Two of the articles submitted for publication in the final edition of the paper contained stories on divorce and teenage pregnancy.
This portion of the Statement does not, of course, even accurately reflect our holding in Tinker. That is not because some more stringent standard applies in the curricular context.
These circumstances included the very recent [ U. Caso filed a brief for the Pacific Legal Foundation as amicus curiae urging reversal. Edwards argued the cause and filed a brief for respondents.
We nonetheless agree with the District Court that the decision to excise the two pages containing the problematic articles was reasonable given the particular circumstances of this case.

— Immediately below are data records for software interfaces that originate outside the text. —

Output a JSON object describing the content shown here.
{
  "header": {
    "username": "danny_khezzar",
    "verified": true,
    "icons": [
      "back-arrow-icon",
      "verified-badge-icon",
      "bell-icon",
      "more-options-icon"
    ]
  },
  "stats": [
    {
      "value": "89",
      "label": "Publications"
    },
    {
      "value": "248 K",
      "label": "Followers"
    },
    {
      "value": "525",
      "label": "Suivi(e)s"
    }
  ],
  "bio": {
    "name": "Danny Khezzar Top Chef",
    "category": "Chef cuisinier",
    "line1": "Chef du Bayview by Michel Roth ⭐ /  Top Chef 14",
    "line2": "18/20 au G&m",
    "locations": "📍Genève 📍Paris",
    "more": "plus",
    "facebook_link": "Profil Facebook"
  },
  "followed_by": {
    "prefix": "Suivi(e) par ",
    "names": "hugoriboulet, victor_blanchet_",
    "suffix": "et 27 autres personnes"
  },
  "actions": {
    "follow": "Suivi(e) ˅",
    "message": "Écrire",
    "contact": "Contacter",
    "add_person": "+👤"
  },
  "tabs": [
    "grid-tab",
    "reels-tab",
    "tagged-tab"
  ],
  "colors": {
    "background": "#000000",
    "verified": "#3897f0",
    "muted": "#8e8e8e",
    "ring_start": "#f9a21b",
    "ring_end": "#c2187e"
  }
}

University of Missouri Board of Curators, U. As a result of this variance, the public school and their attached rules will govern over what can be produced by any publication associated with the school. Reynolds could reasonably have concluded that the students who had written and edited these articles had not sufficiently mastered those portions of the Journalism II curriculum that pertained to the treatment of controversial issues and personal attacks, the need to protect the privacy of individuals whose most intimate concerns are to be revealed in the newspaper, and "the legal, moral, and ethical restrictions imposed upon journalists within [a] school community" that includes adolescent subjects and readers.
II Students in the public schools do not "shed their constitutional rights to freedom of speech or expression at the schoolhouse gate. Ante, at citation omitted.
The Court does not, for it cannot, purport to discern from our precedents the distinction it creates. The assembly was part of a school-sponsored educational program in self-government.
Otherwise, the schools would be unduly constrained from fulfilling their role as "a principal instrument in awakening the child to cultural values, in preparing him for later professional training, and in helping him to adjust normally to his environment.
In Tinker, this Court struck the balance. Furthermore, the court concluded that Reynolds was justified in deleting two full pages of the newspaper, instead of deleting only the pregnancy and divorce stories or requiring that those stories be modified to address his concerns, based on his "reasonable belief that he had to make an immediate decision and that there was no time to make modifications to the articles in question.
He objected to some material in two articles, but excised six entire articles. But the principal never consulted the students before censoring their work. Nor has this Court ever intimated a distinction between personal and school-sponsored speech in any other context.
Tinker fully addresses the first concern; the second is illegitimate; and the third is readily achievable through less oppressive means.
Accordingly, we have traditionally reserved [ U. Yet the District Court specifically found that the principal "did not, as a matter of principle, oppose discussion of said topi[c] in Spectrum. With him on the briefs were John Gianoulakis and Robert T.
He did not so much as inquire into obvious alternatives, such as precise deletions or additions one of which had already been maderearranging the layout, or delaying publication.
The first case in the new trend, Bethel School District v. Court of Appeals for the Sixth Circuit ruled in Kincaid v.
After discovering news stories reflecting teen pregnancy and divorce — albeit attributed with pseudonyms in order to allow the subject of the piece to retain anonymity — the Principal mandated that those specific news stories were a violation of the privacy of the student about whom the story was written; he continued, by stating that the story neither sufficiently protected the identity of the student nor allowed for dissenting opinion due to the presumed anonymity within the news story — the editors of the paper cited that the Principal had violated their respective 1st Amendment rights.Hazelwood East High School Principal Robert Reynolds procedurally reviewed the Spectrum, the school’s student-written newspaper, before publication.
In Mayhe decided to have certain pages pulled because of the sensitive content in two of the articles, and acted quickly to remove them in order to meet the paper’s publication.
Hazelwood School District v. Kuhlmeier. Jump to navigation Jump to search. Hazelwood v.
Kuhlmeier; Supreme Court of the United States. Argued October 13, The Hazelwood case was filed in the U.S. District Court for the Eastern District of Missouri. Hazelwood School District v. Kuhlmeier. No. Argued October 13, This case arose when the Hazelwood East administration breached its own promise, dashing its students' expectations.
such as literary criticism, school sports, or an overview of the school year. Unlike those determinate limitations, "potential topic sensitivity.
View this case and other resources at: Citation. U.S.S. Ct.98 L. Ed. 2dU.S. Brief Fact Summary. A school principal. A case in which the Court held that the principal's right to censor articles from the student-written school newspaper was not an infringement of the students' First Amendment rights.
Oyez. About; "Hazelwood School District v. Kuhlmeier." Oyez, 11 Sep. The Background of Hazelwood School District v.
Kuhlmeier () Catherine Kuhlmeier was a student at the East High School who undertook a position on the schools news publication, which was titled ‘The Spectrum’.Download